Yakima Police Asking for New Crime Fighting Tools
Fighting crime. That's the job of the Yakima Police Department. Yakima City Council members heard from the department on Tuesday during a discussion about ways to fight growing crime in the city. The department asked the city and city officials agreed to hire two crime analysts and invest in technology to battle the local crime wave. Capt. Jay Seely says the department hasn't had an analyst on staff for the last 5 months because the person left for a job with the federal government. Seely says the analysts provide valuable information to officers on the streets. Seely says because the city is short on the number of officers needed the department must maximize the work of all officers. He says the analysts can reveal information to find the best areas to send officers at certain times and dates. Analysts can view crime statistics and give direction to where officers should be sent to be the most effective.

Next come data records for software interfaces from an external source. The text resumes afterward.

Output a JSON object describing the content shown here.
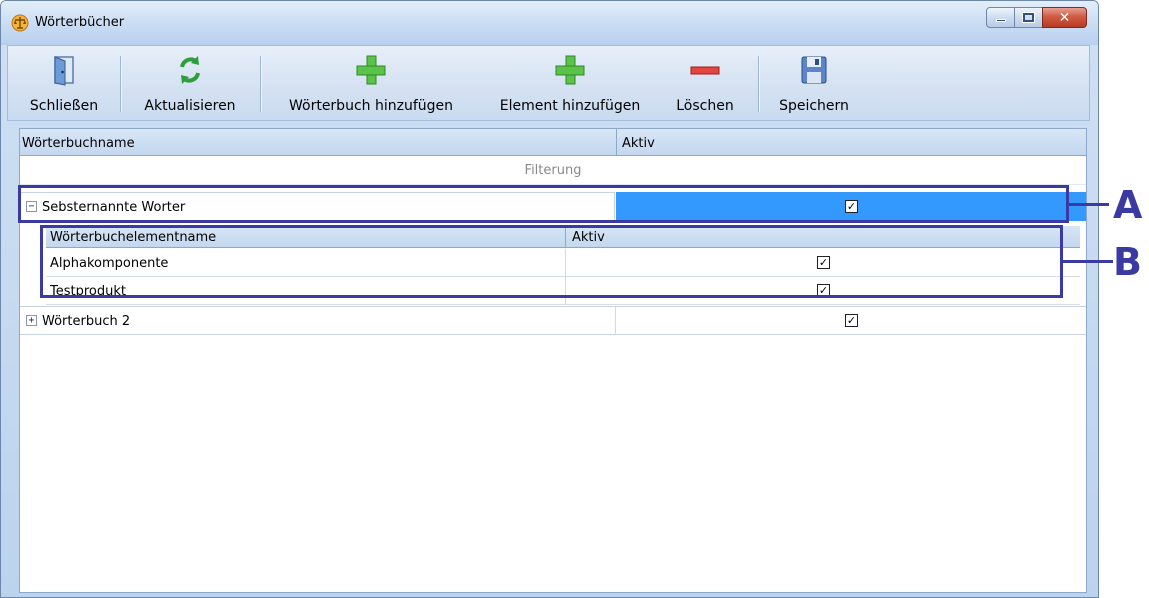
{
  "window": {
    "title": "Wörterbücher"
  },
  "toolbar": {
    "buttons": [
      {
        "label": "Schließen",
        "icon": "door-exit-icon"
      },
      {
        "label": "Aktualisieren",
        "icon": "refresh-icon"
      },
      {
        "label": "Wörterbuch hinzufügen",
        "icon": "plus-icon"
      },
      {
        "label": "Element hinzufügen",
        "icon": "plus-icon"
      },
      {
        "label": "Löschen",
        "icon": "minus-icon"
      },
      {
        "label": "Speichern",
        "icon": "floppy-save-icon"
      }
    ]
  },
  "grid": {
    "columns": [
      "Wörterbuchname",
      "Aktiv"
    ],
    "filter_text": "Filterung",
    "rows": [
      {
        "name": "Sebsternannte Worter",
        "active": true,
        "expanded": true,
        "sub_columns": [
          "Wörterbuchelementname",
          "Aktiv"
        ],
        "children": [
          {
            "name": "Alphakomponente",
            "active": true
          },
          {
            "name": "Testprodukt",
            "active": true
          }
        ]
      },
      {
        "name": "Wörterbuch 2",
        "active": true,
        "expanded": false
      }
    ]
  },
  "annotations": {
    "a": "A",
    "b": "B"
  },
  "colors": {
    "selected": "#3399ff",
    "annotation": "#3b3aa3"
  }
}
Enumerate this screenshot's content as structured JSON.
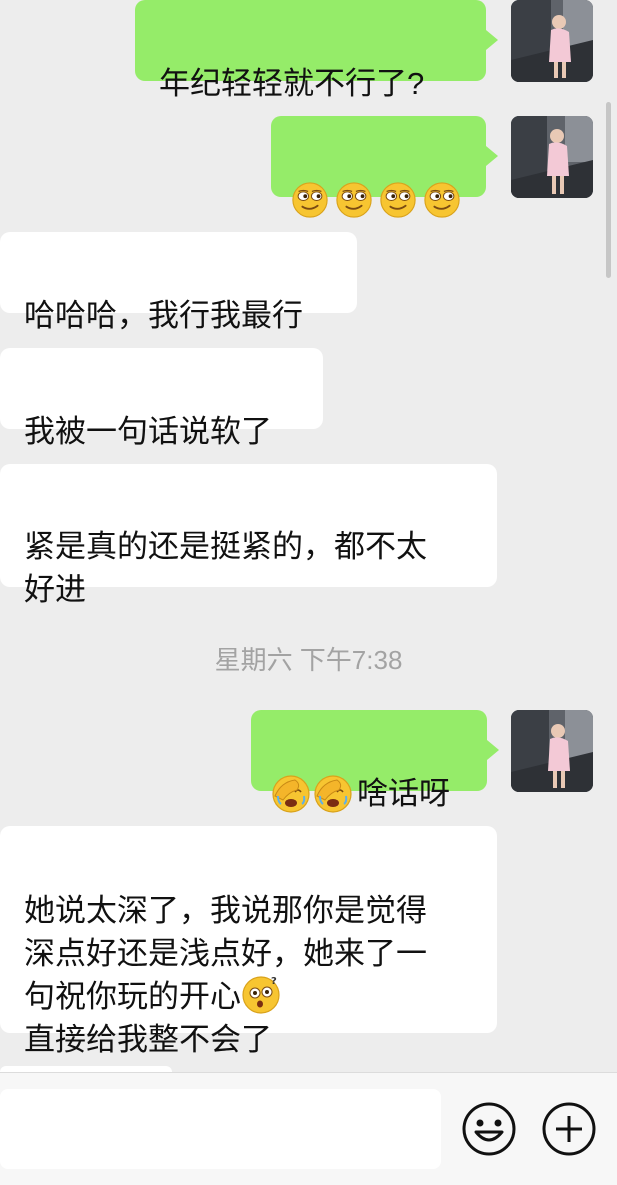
{
  "messages": [
    {
      "side": "right",
      "text": "年纪轻轻就不行了?"
    },
    {
      "side": "right",
      "emoji": [
        "smirk-emoji",
        "smirk-emoji",
        "smirk-emoji",
        "smirk-emoji"
      ]
    },
    {
      "side": "left",
      "text": "哈哈哈，我行我最行"
    },
    {
      "side": "left",
      "text": "我被一句话说软了"
    },
    {
      "side": "left",
      "text": "紧是真的还是挺紧的，都不太\n好进"
    },
    {
      "side": "right",
      "text": "啥话呀",
      "emoji": [
        "facepalm-emoji",
        "facepalm-emoji"
      ]
    },
    {
      "side": "left",
      "text_before": "她说太深了，我说那你是觉得\n深点好还是浅点好，她来了一\n句祝你玩的开心",
      "emoji": [
        "confused-emoji"
      ],
      "text_after": "\n直接给我整不会了"
    }
  ],
  "timestamp": "星期六 下午7:38",
  "colors": {
    "sent_bubble": "#95ec69",
    "received_bubble": "#ffffff",
    "background": "#ededed"
  },
  "input_bar": {
    "value": "",
    "icons": [
      "emoji-face-icon",
      "plus-icon"
    ]
  }
}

The city on Tuesday also agreed to purchase of 15 special cameras to be mounted at the entrances to the city to find wanted criminals. They're called Vigilant Automatic License Plate Recognition cameras and the software associated with these cameras will provide information to detectives and patrol quickly and efficiently. A memo to the city from the department says "ten of the cameras will be permanently placed at the entry points of the City of Yakima. An additional five (5) quick deploy solar cameras would be utilized in high crime areas and can quickly be moved to another location at a moment's notice." The cameras were requested by police to "improve the ability to investigate violent crime and gang violence."

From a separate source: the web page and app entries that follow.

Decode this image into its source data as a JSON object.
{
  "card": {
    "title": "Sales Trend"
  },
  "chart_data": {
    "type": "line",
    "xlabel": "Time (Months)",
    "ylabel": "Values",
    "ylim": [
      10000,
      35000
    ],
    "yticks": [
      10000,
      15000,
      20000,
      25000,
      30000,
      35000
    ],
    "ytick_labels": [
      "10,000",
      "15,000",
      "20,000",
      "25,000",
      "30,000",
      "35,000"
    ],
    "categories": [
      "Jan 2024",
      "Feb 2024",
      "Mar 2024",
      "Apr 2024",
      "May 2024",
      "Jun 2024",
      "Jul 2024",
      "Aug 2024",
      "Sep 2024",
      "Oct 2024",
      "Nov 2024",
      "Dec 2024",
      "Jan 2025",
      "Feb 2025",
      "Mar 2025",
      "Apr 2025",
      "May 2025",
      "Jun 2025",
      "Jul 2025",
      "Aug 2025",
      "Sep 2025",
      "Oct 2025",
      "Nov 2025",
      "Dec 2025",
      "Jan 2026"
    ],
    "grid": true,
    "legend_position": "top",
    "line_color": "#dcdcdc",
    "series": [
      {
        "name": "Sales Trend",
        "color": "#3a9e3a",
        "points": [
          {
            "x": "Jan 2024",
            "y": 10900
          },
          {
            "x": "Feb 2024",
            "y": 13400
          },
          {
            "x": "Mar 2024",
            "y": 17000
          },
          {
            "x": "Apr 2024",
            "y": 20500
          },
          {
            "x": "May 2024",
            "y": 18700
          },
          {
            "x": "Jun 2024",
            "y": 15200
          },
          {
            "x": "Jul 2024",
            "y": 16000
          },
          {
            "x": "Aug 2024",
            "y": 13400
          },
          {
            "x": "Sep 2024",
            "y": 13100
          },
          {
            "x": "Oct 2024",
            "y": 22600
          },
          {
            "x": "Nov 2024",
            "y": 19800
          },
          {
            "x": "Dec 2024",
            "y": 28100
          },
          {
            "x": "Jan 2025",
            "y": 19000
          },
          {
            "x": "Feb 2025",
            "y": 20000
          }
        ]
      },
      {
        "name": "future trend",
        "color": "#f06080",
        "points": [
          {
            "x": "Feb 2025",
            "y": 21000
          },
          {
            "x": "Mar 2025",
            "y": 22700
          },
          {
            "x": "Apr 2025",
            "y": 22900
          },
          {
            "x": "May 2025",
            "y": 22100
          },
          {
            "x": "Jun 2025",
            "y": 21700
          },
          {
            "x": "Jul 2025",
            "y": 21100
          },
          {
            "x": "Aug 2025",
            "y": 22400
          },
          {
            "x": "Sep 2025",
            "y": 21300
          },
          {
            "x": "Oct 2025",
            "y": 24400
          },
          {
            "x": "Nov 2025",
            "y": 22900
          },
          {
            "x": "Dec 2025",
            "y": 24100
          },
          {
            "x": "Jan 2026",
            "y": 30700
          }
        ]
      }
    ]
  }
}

The information gleaned from a license plate provides a photo of the vehicle, geographical information, and date and time. According to a study by the International Association of Chiefs of Police in September of 2012, “ALPR technology is a significant tool in the arsenal of law enforcement and public safety agencies. It automates a tedious, distracting, and manual process that officers regularly complete in their daily operations, and vastly improves their efficiency and effectiveness in identifying vehicles of interest."

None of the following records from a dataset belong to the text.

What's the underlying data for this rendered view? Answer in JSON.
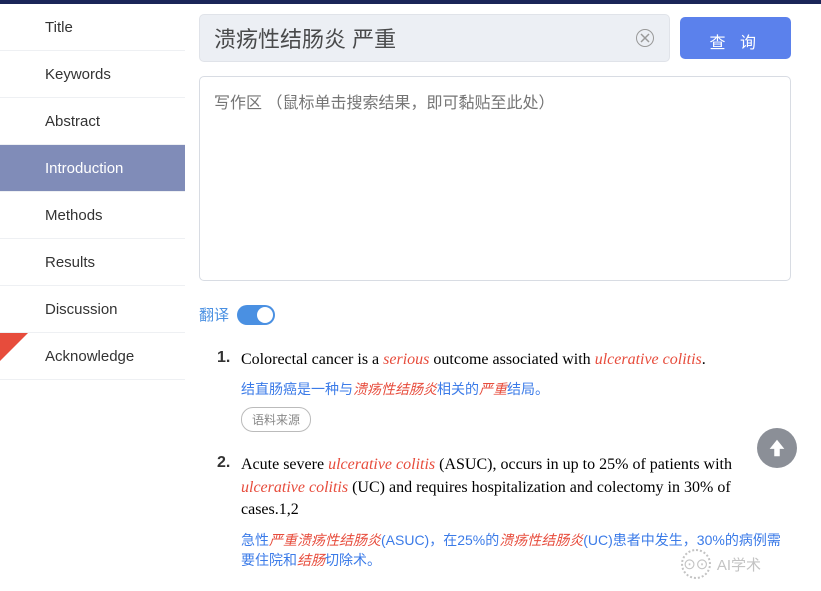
{
  "sidebar": {
    "items": [
      {
        "label": "Title"
      },
      {
        "label": "Keywords"
      },
      {
        "label": "Abstract"
      },
      {
        "label": "Introduction",
        "active": true
      },
      {
        "label": "Methods"
      },
      {
        "label": "Results"
      },
      {
        "label": "Discussion"
      },
      {
        "label": "Acknowledge",
        "new": true
      }
    ]
  },
  "search": {
    "value": "溃疡性结肠炎 严重",
    "button": "查 询"
  },
  "writingArea": {
    "placeholder": "写作区 （鼠标单击搜索结果，即可黏贴至此处）"
  },
  "translate": {
    "label": "翻译",
    "on": true
  },
  "results": [
    {
      "idx": "1.",
      "en_pre": "Colorectal cancer is a ",
      "en_hl1": "serious",
      "en_mid": " outcome associated with ",
      "en_hl2": "ulcerative colitis",
      "en_post": ".",
      "cn_p1": "结直肠癌是一种与",
      "cn_h1": "溃疡性结肠炎",
      "cn_p2": "相关的",
      "cn_h2": "严重",
      "cn_p3": "结局。",
      "source": "语料来源"
    },
    {
      "idx": "2.",
      "en_pre": "Acute severe ",
      "en_hl1": "ulcerative colitis",
      "en_mid": " (ASUC), occurs in up to 25% of patients with ",
      "en_hl2": "ulcerative colitis",
      "en_post": " (UC) and requires hospitalization and colectomy in 30% of cases.1,2",
      "cn_p1": "急性",
      "cn_h1": "严重溃疡性结肠炎",
      "cn_p2": "(ASUC)，在25%的",
      "cn_h2": "溃疡性结肠炎",
      "cn_p3": "(UC)患者中发生，30%的病例需要住院和",
      "cn_h3": "结肠",
      "cn_p4": "切除术。"
    }
  ],
  "watermark": "AI学术"
}
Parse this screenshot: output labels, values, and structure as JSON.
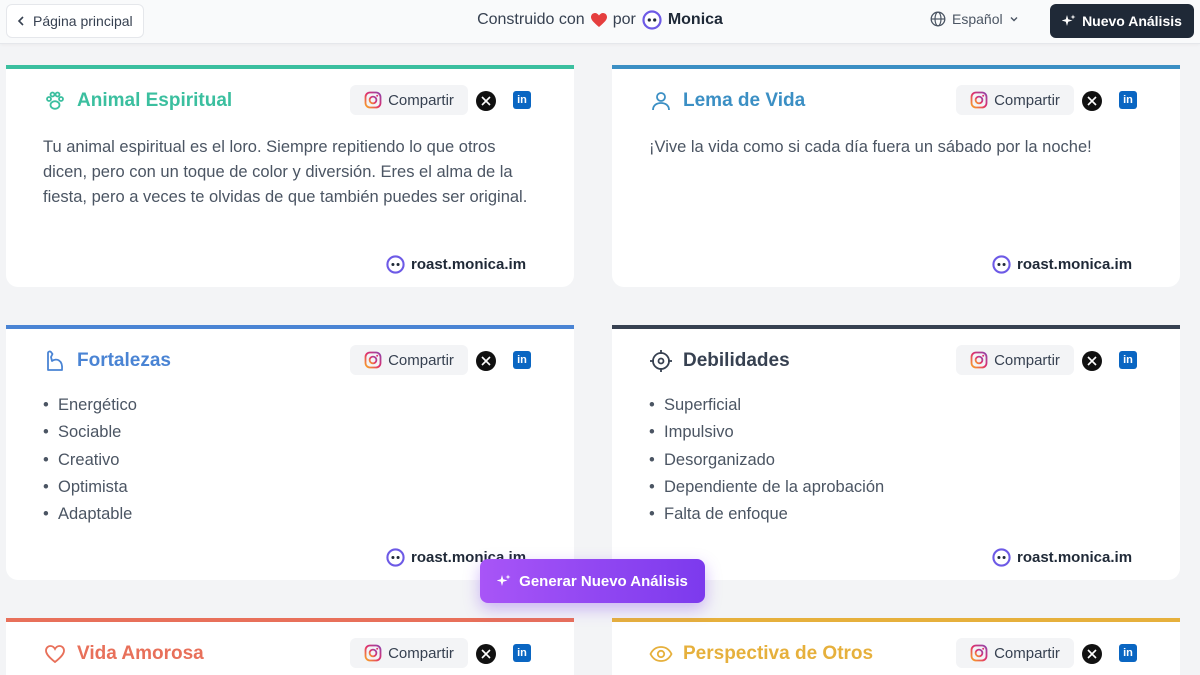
{
  "header": {
    "back_label": "Página principal",
    "built_with": "Construido con",
    "by": "por",
    "brand": "Monica",
    "language": "Español",
    "new_analysis": "Nuevo Análisis"
  },
  "share_label": "Compartir",
  "watermark": "roast.monica.im",
  "cards": {
    "spirit": {
      "title": "Animal Espiritual",
      "color": "#3bbf9f",
      "icon": "paw-icon",
      "text": "Tu animal espiritual es el loro. Siempre repitiendo lo que otros dicen, pero con un toque de color y diversión. Eres el alma de la fiesta, pero a veces te olvidas de que también puedes ser original."
    },
    "motto": {
      "title": "Lema de Vida",
      "color": "#3b8fc4",
      "icon": "user-icon",
      "text": "¡Vive la vida como si cada día fuera un sábado por la noche!"
    },
    "strengths": {
      "title": "Fortalezas",
      "color": "#4a84d4",
      "icon": "flexed-arm-icon",
      "items": [
        "Energético",
        "Sociable",
        "Creativo",
        "Optimista",
        "Adaptable"
      ]
    },
    "weaknesses": {
      "title": "Debilidades",
      "color": "#374151",
      "icon": "crosshair-icon",
      "items": [
        "Superficial",
        "Impulsivo",
        "Desorganizado",
        "Dependiente de la aprobación",
        "Falta de enfoque"
      ]
    },
    "love": {
      "title": "Vida Amorosa",
      "color": "#e8705a",
      "icon": "heart-icon"
    },
    "others": {
      "title": "Perspectiva de Otros",
      "color": "#e6b03c",
      "icon": "eye-icon"
    }
  },
  "floating_button": "Generar Nuevo Análisis"
}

The $110,000 cost and the cost of crime analysts will be funded through city general fund savings.
The Yakima City Council called for the investments in the crime fighting tools on Tuesday.